Start of Block

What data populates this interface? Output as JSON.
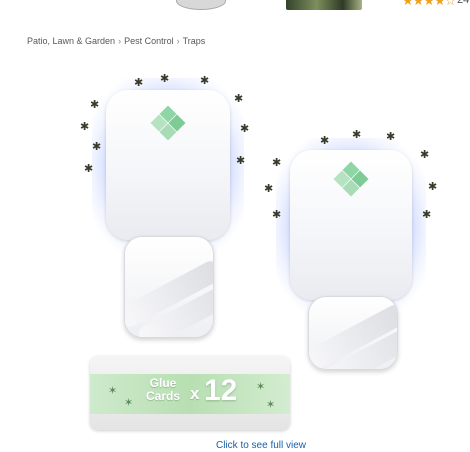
{
  "top_strip": {
    "rating_stars": "★★★★☆",
    "review_count_partial": "24"
  },
  "breadcrumb": {
    "items": [
      "Patio, Lawn & Garden",
      "Pest Control",
      "Traps"
    ],
    "separator": "›"
  },
  "product_image": {
    "glue_cards": {
      "label_line1": "Glue",
      "label_line2": "Cards",
      "multiplier": "x",
      "count": "12"
    }
  },
  "full_view_link": "Click to see full view",
  "colors": {
    "link": "#1a5fa8",
    "breadcrumb": "#565959",
    "glow": "#7896ff",
    "logo_green": "#8fd6a6"
  }
}
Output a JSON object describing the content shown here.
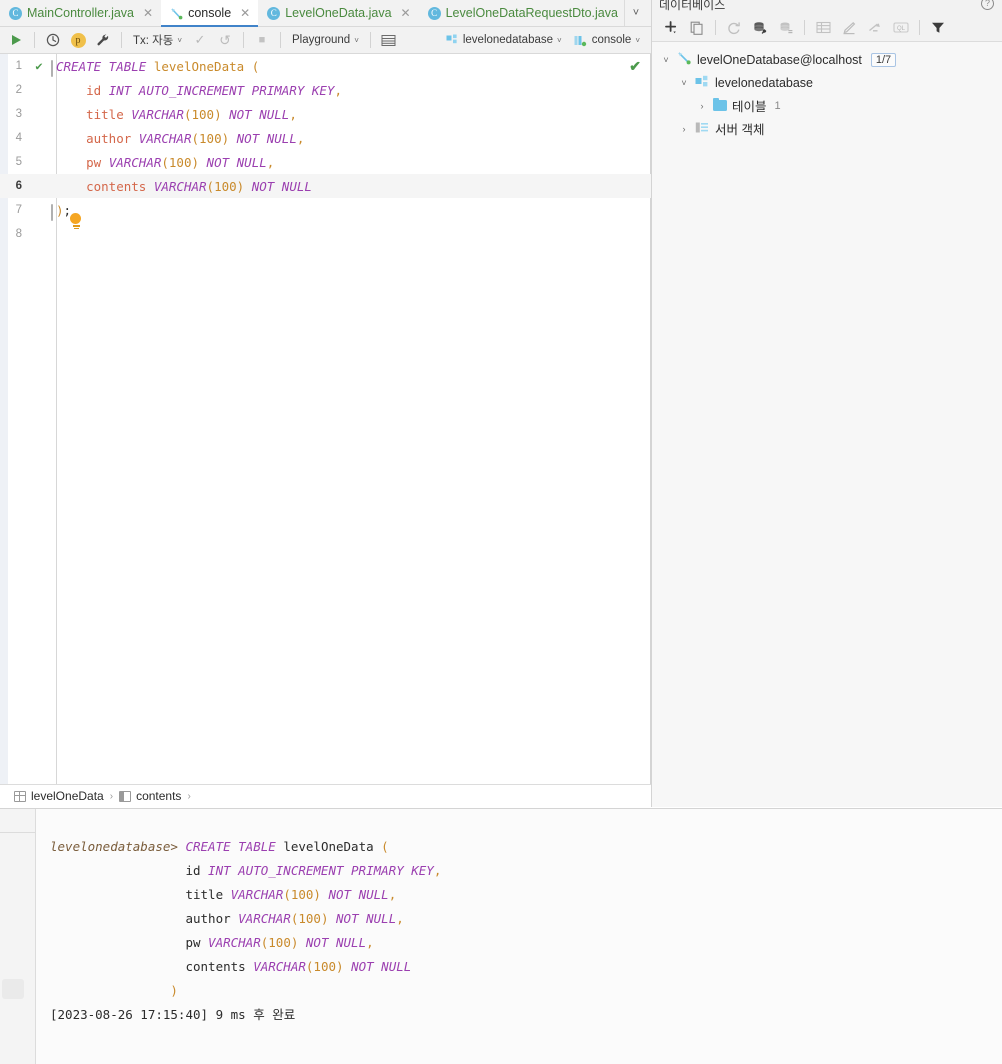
{
  "tabs": [
    {
      "label": "MainController.java",
      "icon": "java-class-icon",
      "active": false,
      "closable": true
    },
    {
      "label": "console",
      "icon": "console-query-icon",
      "active": true,
      "closable": true
    },
    {
      "label": "LevelOneData.java",
      "icon": "java-class-icon",
      "active": false,
      "closable": true
    },
    {
      "label": "LevelOneDataRequestDto.java",
      "icon": "java-class-icon",
      "active": false,
      "closable": false
    }
  ],
  "tabbar": {
    "overflow_label": "˅",
    "menu_label": "⋮"
  },
  "editor_toolbar": {
    "run_label": "▶",
    "history_label": "history-icon",
    "profile_label": "p",
    "wrench_label": "wrench-icon",
    "tx_label": "Tx: 자동",
    "commit_label": "✓",
    "rollback_label": "↺",
    "stop_label": "■",
    "schema_label": "Playground",
    "grid_label": "grid-icon",
    "datasource_label": "levelonedatabase",
    "session_label": "console",
    "caret": "˅"
  },
  "editor": {
    "ok_check": "✔",
    "line1_check": "✔",
    "lines": [
      {
        "no": "1",
        "current": false,
        "fold": true,
        "tokens": [
          {
            "t": "CREATE TABLE ",
            "c": "kw"
          },
          {
            "t": "levelOneData ",
            "c": "tbl"
          },
          {
            "t": "(",
            "c": "pun"
          }
        ]
      },
      {
        "no": "2",
        "current": false,
        "fold": false,
        "tokens": [
          {
            "t": "    id ",
            "c": "col"
          },
          {
            "t": "INT AUTO_INCREMENT PRIMARY KEY",
            "c": "kw"
          },
          {
            "t": ",",
            "c": "pun"
          }
        ]
      },
      {
        "no": "3",
        "current": false,
        "fold": false,
        "tokens": [
          {
            "t": "    title ",
            "c": "col"
          },
          {
            "t": "VARCHAR",
            "c": "kw"
          },
          {
            "t": "(",
            "c": "pun"
          },
          {
            "t": "100",
            "c": "num"
          },
          {
            "t": ") ",
            "c": "pun"
          },
          {
            "t": "NOT NULL",
            "c": "kw"
          },
          {
            "t": ",",
            "c": "pun"
          }
        ]
      },
      {
        "no": "4",
        "current": false,
        "fold": false,
        "tokens": [
          {
            "t": "    author ",
            "c": "col"
          },
          {
            "t": "VARCHAR",
            "c": "kw"
          },
          {
            "t": "(",
            "c": "pun"
          },
          {
            "t": "100",
            "c": "num"
          },
          {
            "t": ") ",
            "c": "pun"
          },
          {
            "t": "NOT NULL",
            "c": "kw"
          },
          {
            "t": ",",
            "c": "pun"
          }
        ]
      },
      {
        "no": "5",
        "current": false,
        "fold": false,
        "tokens": [
          {
            "t": "    pw ",
            "c": "col"
          },
          {
            "t": "VARCHAR",
            "c": "kw"
          },
          {
            "t": "(",
            "c": "pun"
          },
          {
            "t": "100",
            "c": "num"
          },
          {
            "t": ") ",
            "c": "pun"
          },
          {
            "t": "NOT NULL",
            "c": "kw"
          },
          {
            "t": ",",
            "c": "pun"
          }
        ]
      },
      {
        "no": "6",
        "current": true,
        "fold": false,
        "tokens": [
          {
            "t": "    contents ",
            "c": "col"
          },
          {
            "t": "VARCHAR",
            "c": "kw"
          },
          {
            "t": "(",
            "c": "pun"
          },
          {
            "t": "100",
            "c": "num"
          },
          {
            "t": ") ",
            "c": "pun"
          },
          {
            "t": "NOT NULL",
            "c": "kw"
          }
        ]
      },
      {
        "no": "7",
        "current": false,
        "fold": true,
        "tokens": [
          {
            "t": ")",
            "c": "pun"
          },
          {
            "t": ";",
            "c": "plain"
          }
        ]
      },
      {
        "no": "8",
        "current": false,
        "fold": false,
        "tokens": []
      }
    ]
  },
  "breadcrumb": {
    "items": [
      {
        "label": "levelOneData",
        "icon": "table-icon"
      },
      {
        "label": "contents",
        "icon": "column-icon"
      }
    ],
    "separator": "›"
  },
  "database_panel": {
    "title": "데이터베이스",
    "help_label": "?",
    "toolbar": [
      {
        "name": "add-icon",
        "glyph": "+"
      },
      {
        "name": "duplicate-icon",
        "glyph": "copy"
      },
      {
        "name": "refresh-icon",
        "glyph": "refresh"
      },
      {
        "name": "db-properties-icon",
        "glyph": "db-wrench"
      },
      {
        "name": "db-schemas-icon",
        "glyph": "db-list"
      },
      {
        "name": "open-table-icon",
        "glyph": "table"
      },
      {
        "name": "modify-icon",
        "glyph": "pencil"
      },
      {
        "name": "jump-to-icon",
        "glyph": "jump"
      },
      {
        "name": "query-console-icon",
        "glyph": "QL"
      },
      {
        "name": "filter-icon",
        "glyph": "filter"
      }
    ],
    "tree": [
      {
        "label": "levelOneDatabase@localhost",
        "icon": "datasource-icon",
        "expanded": true,
        "indent": 0,
        "badge": "1/7"
      },
      {
        "label": "levelonedatabase",
        "icon": "schema-icon",
        "expanded": true,
        "indent": 1,
        "badge": ""
      },
      {
        "label": "테이블",
        "icon": "folder-icon",
        "expanded": false,
        "indent": 2,
        "count": "1"
      },
      {
        "label": "서버 객체",
        "icon": "server-objects-icon",
        "expanded": false,
        "indent": 1,
        "count": ""
      }
    ]
  },
  "console_output": {
    "lines": [
      {
        "tokens": [
          {
            "t": "levelonedatabase> ",
            "c": "cs-prompt"
          },
          {
            "t": "CREATE TABLE ",
            "c": "kw"
          },
          {
            "t": "levelOneData ",
            "c": "plain"
          },
          {
            "t": "(",
            "c": "pun"
          }
        ]
      },
      {
        "tokens": [
          {
            "t": "                  id ",
            "c": "plain"
          },
          {
            "t": "INT AUTO_INCREMENT PRIMARY KEY",
            "c": "kw"
          },
          {
            "t": ",",
            "c": "pun"
          }
        ]
      },
      {
        "tokens": [
          {
            "t": "                  title ",
            "c": "plain"
          },
          {
            "t": "VARCHAR",
            "c": "kw"
          },
          {
            "t": "(",
            "c": "pun"
          },
          {
            "t": "100",
            "c": "num"
          },
          {
            "t": ") ",
            "c": "pun"
          },
          {
            "t": "NOT NULL",
            "c": "kw"
          },
          {
            "t": ",",
            "c": "pun"
          }
        ]
      },
      {
        "tokens": [
          {
            "t": "                  author ",
            "c": "plain"
          },
          {
            "t": "VARCHAR",
            "c": "kw"
          },
          {
            "t": "(",
            "c": "pun"
          },
          {
            "t": "100",
            "c": "num"
          },
          {
            "t": ") ",
            "c": "pun"
          },
          {
            "t": "NOT NULL",
            "c": "kw"
          },
          {
            "t": ",",
            "c": "pun"
          }
        ]
      },
      {
        "tokens": [
          {
            "t": "                  pw ",
            "c": "plain"
          },
          {
            "t": "VARCHAR",
            "c": "kw"
          },
          {
            "t": "(",
            "c": "pun"
          },
          {
            "t": "100",
            "c": "num"
          },
          {
            "t": ") ",
            "c": "pun"
          },
          {
            "t": "NOT NULL",
            "c": "kw"
          },
          {
            "t": ",",
            "c": "pun"
          }
        ]
      },
      {
        "tokens": [
          {
            "t": "                  contents ",
            "c": "plain"
          },
          {
            "t": "VARCHAR",
            "c": "kw"
          },
          {
            "t": "(",
            "c": "pun"
          },
          {
            "t": "100",
            "c": "num"
          },
          {
            "t": ") ",
            "c": "pun"
          },
          {
            "t": "NOT NULL",
            "c": "kw"
          }
        ]
      },
      {
        "tokens": [
          {
            "t": "                )",
            "c": "pun"
          }
        ]
      },
      {
        "tokens": [
          {
            "t": "[2023-08-26 17:15:40] 9 ms 후 완료",
            "c": "plain"
          }
        ]
      }
    ]
  },
  "colors": {
    "keyword": "#9b3fb0",
    "table": "#c98a2b",
    "column": "#d4674a",
    "accent_tab": "#4083c9",
    "success": "#4c9a4c",
    "bulb": "#f5a623",
    "folder": "#6cc3e8"
  }
}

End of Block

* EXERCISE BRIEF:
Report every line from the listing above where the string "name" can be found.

* RESPONSE FOR THIS EXERCISE:
        "name": "add-icon",
        "name": "duplicate-icon",
        "name": "refresh-icon",
        "name": "db-properties-icon",
        "name": "db-schemas-icon",
        "name": "open-table-icon",
        "name": "modify-icon",
        "name": "jump-to-icon",
        "name": "query-console-icon",
        "name": "filter-icon",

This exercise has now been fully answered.